▶ TASK INPUTS
________________________________________
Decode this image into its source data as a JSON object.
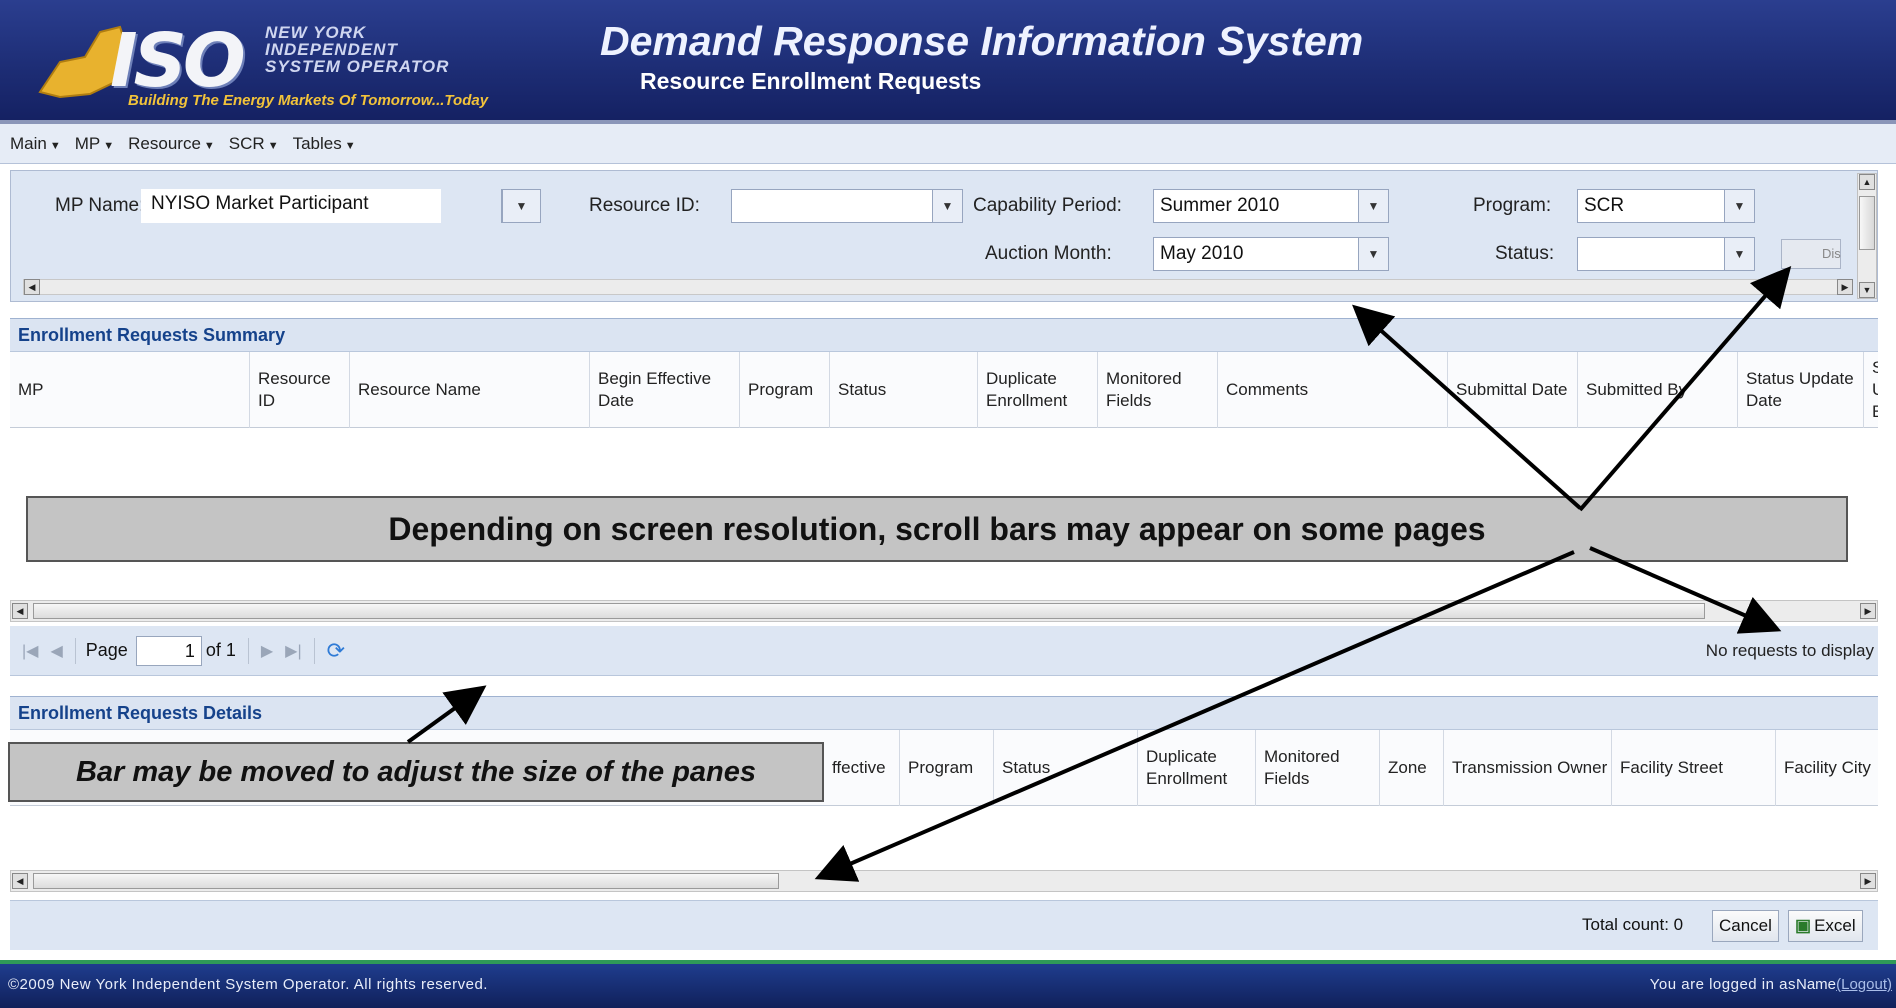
{
  "header": {
    "logo_iso": "ISO",
    "logo_ny": [
      "NEW YORK",
      "INDEPENDENT",
      "SYSTEM OPERATOR"
    ],
    "logo_tagline": "Building The Energy Markets Of Tomorrow...Today",
    "title": "Demand Response Information System",
    "subtitle": "Resource Enrollment Requests"
  },
  "menu": [
    {
      "label": "Main"
    },
    {
      "label": "MP"
    },
    {
      "label": "Resource"
    },
    {
      "label": "SCR"
    },
    {
      "label": "Tables"
    }
  ],
  "filters": {
    "mp_name_label": "MP Name:",
    "mp_name_value": "NYISO Market Participant",
    "resource_id_label": "Resource ID:",
    "resource_id_value": "",
    "capability_period_label": "Capability Period:",
    "capability_period_value": "Summer 2010",
    "auction_month_label": "Auction Month:",
    "auction_month_value": "May 2010",
    "program_label": "Program:",
    "program_value": "SCR",
    "status_label": "Status:",
    "status_value": "",
    "display_button_label": "Dis"
  },
  "summary": {
    "title": "Enrollment Requests Summary",
    "columns": [
      "MP",
      "Resource ID",
      "Resource Name",
      "Begin Effective Date",
      "Program",
      "Status",
      "Duplicate Enrollment",
      "Monitored Fields",
      "Comments",
      "Submittal Date",
      "Submitted By",
      "Status Update Date",
      "S U E"
    ]
  },
  "pager": {
    "page_label": "Page",
    "page_value": "1",
    "of_label": "of 1",
    "empty_message": "No requests to display"
  },
  "details": {
    "title": "Enrollment Requests Details",
    "columns": [
      "ffective",
      "Program",
      "Status",
      "Duplicate Enrollment",
      "Monitored Fields",
      "Zone",
      "Transmission Owner",
      "Facility Street",
      "Facility City"
    ]
  },
  "bottom": {
    "total_count": "Total count: 0",
    "cancel_label": "Cancel",
    "excel_label": "Excel"
  },
  "footer": {
    "copyright": "©2009   New York Independent System Operator. All rights reserved.",
    "logged_in": "You are logged in as",
    "user": "Name",
    "logout": "(Logout)"
  },
  "callouts": {
    "scrollbars": "Depending on screen resolution, scroll bars may appear on some pages",
    "bar": "Bar may be moved to adjust the size of the panes"
  },
  "colors": {
    "header_bg": "#1d2d75",
    "panel_bg": "#dde6f3",
    "panel_title": "#15428b",
    "logo_accent": "#f2c33a"
  }
}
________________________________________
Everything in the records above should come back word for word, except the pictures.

▶ TASK RESULT
Decode this image into its source data as a JSON object.
{
  "header": {
    "logo_iso": "ISO",
    "logo_ny": [
      "NEW YORK",
      "INDEPENDENT",
      "SYSTEM OPERATOR"
    ],
    "logo_tagline": "Building The Energy Markets Of Tomorrow...Today",
    "title": "Demand Response Information System",
    "subtitle": "Resource Enrollment Requests"
  },
  "menu": [
    {
      "label": "Main"
    },
    {
      "label": "MP"
    },
    {
      "label": "Resource"
    },
    {
      "label": "SCR"
    },
    {
      "label": "Tables"
    }
  ],
  "filters": {
    "mp_name_label": "MP Name:",
    "mp_name_value": "NYISO Market Participant",
    "resource_id_label": "Resource ID:",
    "resource_id_value": "",
    "capability_period_label": "Capability Period:",
    "capability_period_value": "Summer 2010",
    "auction_month_label": "Auction Month:",
    "auction_month_value": "May 2010",
    "program_label": "Program:",
    "program_value": "SCR",
    "status_label": "Status:",
    "status_value": "",
    "display_button_label": "Dis"
  },
  "summary": {
    "title": "Enrollment Requests Summary",
    "columns": [
      "MP",
      "Resource ID",
      "Resource Name",
      "Begin Effective Date",
      "Program",
      "Status",
      "Duplicate Enrollment",
      "Monitored Fields",
      "Comments",
      "Submittal Date",
      "Submitted By",
      "Status Update Date",
      "S U E"
    ]
  },
  "pager": {
    "page_label": "Page",
    "page_value": "1",
    "of_label": "of 1",
    "empty_message": "No requests to display"
  },
  "details": {
    "title": "Enrollment Requests Details",
    "columns": [
      "ffective",
      "Program",
      "Status",
      "Duplicate Enrollment",
      "Monitored Fields",
      "Zone",
      "Transmission Owner",
      "Facility Street",
      "Facility City"
    ]
  },
  "bottom": {
    "total_count": "Total count: 0",
    "cancel_label": "Cancel",
    "excel_label": "Excel"
  },
  "footer": {
    "copyright": "©2009   New York Independent System Operator. All rights reserved.",
    "logged_in": "You are logged in as",
    "user": "Name",
    "logout": "(Logout)"
  },
  "callouts": {
    "scrollbars": "Depending on screen resolution, scroll bars may appear on some pages",
    "bar": "Bar may be moved to adjust the size of the panes"
  },
  "colors": {
    "header_bg": "#1d2d75",
    "panel_bg": "#dde6f3",
    "panel_title": "#15428b",
    "logo_accent": "#f2c33a"
  }
}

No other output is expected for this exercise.